Segment Open

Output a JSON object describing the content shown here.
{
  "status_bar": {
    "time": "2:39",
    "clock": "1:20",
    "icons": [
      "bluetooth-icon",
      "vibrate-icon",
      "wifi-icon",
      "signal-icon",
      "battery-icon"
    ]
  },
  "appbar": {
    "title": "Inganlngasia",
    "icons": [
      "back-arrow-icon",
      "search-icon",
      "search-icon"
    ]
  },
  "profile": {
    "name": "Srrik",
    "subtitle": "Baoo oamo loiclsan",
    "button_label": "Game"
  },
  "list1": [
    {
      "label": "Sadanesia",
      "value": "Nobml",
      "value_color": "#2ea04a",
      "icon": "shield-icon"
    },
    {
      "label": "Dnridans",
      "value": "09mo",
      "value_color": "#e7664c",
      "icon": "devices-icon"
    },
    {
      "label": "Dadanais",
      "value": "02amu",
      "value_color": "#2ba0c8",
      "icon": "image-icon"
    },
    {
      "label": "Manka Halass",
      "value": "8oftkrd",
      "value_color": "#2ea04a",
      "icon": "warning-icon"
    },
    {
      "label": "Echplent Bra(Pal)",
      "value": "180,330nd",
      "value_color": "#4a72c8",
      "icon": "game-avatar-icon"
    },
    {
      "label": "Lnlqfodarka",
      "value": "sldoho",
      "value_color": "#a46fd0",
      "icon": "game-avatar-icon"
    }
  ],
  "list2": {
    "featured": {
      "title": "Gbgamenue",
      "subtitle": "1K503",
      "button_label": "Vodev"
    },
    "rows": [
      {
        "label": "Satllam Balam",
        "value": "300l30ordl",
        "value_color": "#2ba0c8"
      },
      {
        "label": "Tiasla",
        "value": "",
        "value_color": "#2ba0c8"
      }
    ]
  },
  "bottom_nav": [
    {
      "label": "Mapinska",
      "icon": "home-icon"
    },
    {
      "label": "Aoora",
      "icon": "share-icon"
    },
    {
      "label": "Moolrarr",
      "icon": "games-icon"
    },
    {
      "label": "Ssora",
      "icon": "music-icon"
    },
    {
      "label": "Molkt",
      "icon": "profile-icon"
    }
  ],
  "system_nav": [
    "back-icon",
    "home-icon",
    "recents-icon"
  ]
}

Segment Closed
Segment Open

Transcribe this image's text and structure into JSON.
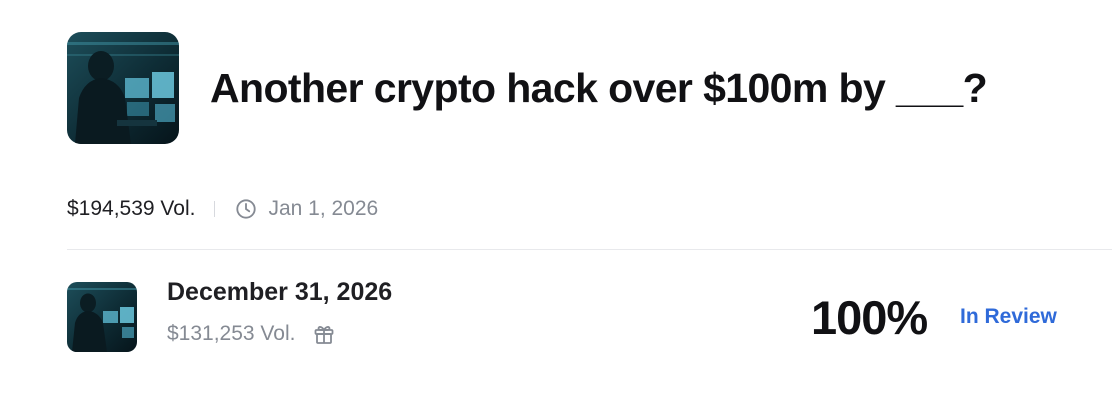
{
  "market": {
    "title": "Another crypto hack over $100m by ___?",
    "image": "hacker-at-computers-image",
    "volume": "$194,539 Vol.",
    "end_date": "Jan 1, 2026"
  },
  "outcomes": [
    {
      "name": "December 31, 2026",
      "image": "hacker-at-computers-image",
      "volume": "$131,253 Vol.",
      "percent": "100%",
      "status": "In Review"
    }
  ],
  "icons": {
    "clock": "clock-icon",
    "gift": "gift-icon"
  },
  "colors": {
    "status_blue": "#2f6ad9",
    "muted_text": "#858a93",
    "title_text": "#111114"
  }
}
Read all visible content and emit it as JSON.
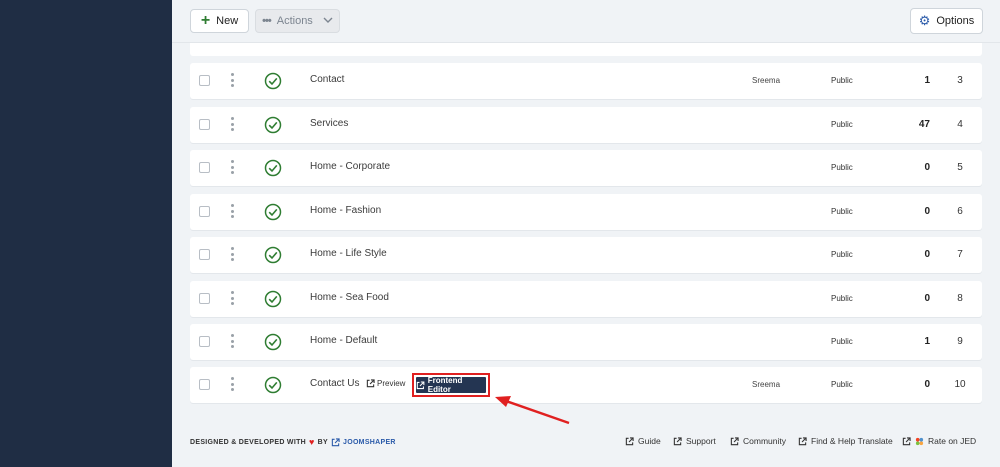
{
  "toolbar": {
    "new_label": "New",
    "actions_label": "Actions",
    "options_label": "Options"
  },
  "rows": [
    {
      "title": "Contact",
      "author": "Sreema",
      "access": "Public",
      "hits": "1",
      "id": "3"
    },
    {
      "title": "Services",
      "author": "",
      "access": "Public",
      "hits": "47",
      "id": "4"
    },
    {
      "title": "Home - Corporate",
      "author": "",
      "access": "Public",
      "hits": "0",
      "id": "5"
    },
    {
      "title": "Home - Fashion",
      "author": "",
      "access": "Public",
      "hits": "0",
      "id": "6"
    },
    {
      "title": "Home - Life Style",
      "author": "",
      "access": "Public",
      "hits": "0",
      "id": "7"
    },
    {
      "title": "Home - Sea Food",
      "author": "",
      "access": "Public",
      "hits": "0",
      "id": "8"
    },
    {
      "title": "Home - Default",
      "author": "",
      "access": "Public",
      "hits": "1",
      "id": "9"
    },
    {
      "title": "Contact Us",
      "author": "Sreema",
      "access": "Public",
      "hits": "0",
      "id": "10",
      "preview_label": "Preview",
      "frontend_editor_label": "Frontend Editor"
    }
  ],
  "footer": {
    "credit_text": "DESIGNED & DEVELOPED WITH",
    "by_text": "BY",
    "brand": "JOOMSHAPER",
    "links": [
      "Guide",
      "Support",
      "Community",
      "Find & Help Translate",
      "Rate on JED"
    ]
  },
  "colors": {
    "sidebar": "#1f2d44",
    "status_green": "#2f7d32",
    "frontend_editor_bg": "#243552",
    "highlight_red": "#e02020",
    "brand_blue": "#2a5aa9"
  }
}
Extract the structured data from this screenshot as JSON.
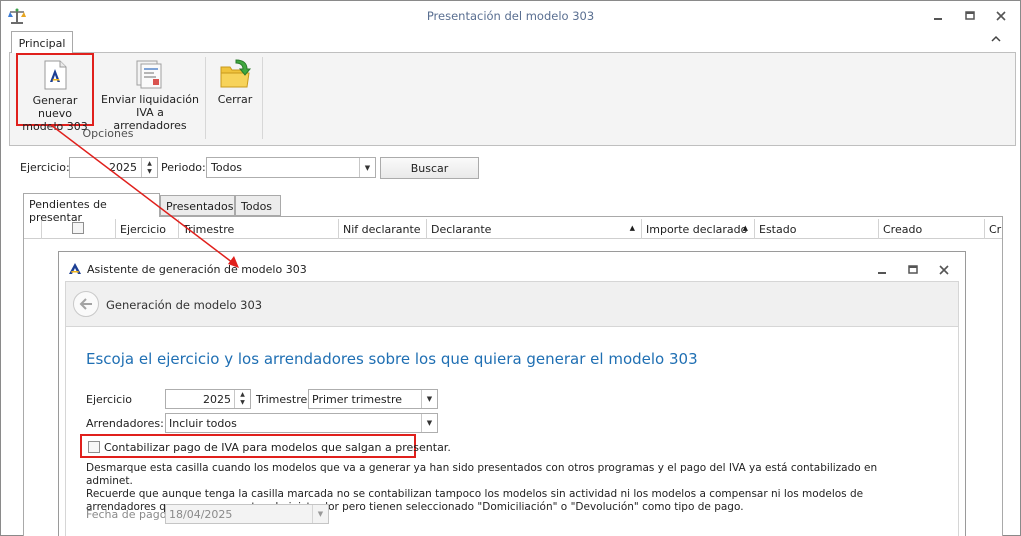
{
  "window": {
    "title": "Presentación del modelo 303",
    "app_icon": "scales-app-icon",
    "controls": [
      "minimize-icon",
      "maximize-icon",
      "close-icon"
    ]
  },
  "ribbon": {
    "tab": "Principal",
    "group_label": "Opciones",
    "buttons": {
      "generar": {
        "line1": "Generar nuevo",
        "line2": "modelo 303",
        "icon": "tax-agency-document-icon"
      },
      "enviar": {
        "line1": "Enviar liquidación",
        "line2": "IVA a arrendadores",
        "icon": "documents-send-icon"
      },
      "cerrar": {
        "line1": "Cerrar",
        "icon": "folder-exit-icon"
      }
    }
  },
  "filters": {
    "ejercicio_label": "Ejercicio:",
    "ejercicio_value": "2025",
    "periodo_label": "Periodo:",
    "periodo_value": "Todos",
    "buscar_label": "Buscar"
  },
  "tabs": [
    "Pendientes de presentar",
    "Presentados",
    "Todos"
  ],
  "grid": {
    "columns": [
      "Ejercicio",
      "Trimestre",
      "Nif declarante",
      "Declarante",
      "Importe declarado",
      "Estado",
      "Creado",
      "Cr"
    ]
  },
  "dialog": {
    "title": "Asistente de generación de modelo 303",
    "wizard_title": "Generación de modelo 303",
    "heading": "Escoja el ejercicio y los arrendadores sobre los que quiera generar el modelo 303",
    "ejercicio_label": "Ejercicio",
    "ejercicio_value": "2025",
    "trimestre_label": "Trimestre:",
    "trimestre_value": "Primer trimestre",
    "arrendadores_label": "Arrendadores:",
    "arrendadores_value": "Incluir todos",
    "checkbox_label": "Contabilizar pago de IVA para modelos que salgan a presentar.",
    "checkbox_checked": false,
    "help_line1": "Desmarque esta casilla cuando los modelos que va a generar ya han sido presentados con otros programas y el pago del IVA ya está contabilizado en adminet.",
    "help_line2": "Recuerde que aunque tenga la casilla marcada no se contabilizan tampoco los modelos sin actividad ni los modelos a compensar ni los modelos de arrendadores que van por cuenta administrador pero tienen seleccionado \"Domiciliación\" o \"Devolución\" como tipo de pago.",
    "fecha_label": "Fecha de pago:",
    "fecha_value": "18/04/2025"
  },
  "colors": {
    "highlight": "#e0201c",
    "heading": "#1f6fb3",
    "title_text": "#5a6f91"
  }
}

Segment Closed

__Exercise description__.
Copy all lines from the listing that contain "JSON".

__Problem solution__.
Output a JSON object describing the content shown here.
Transcribe this image's text and structure into JSON.
Read all visible content and emit it as JSON.
Extract the structured data from this screenshot as JSON.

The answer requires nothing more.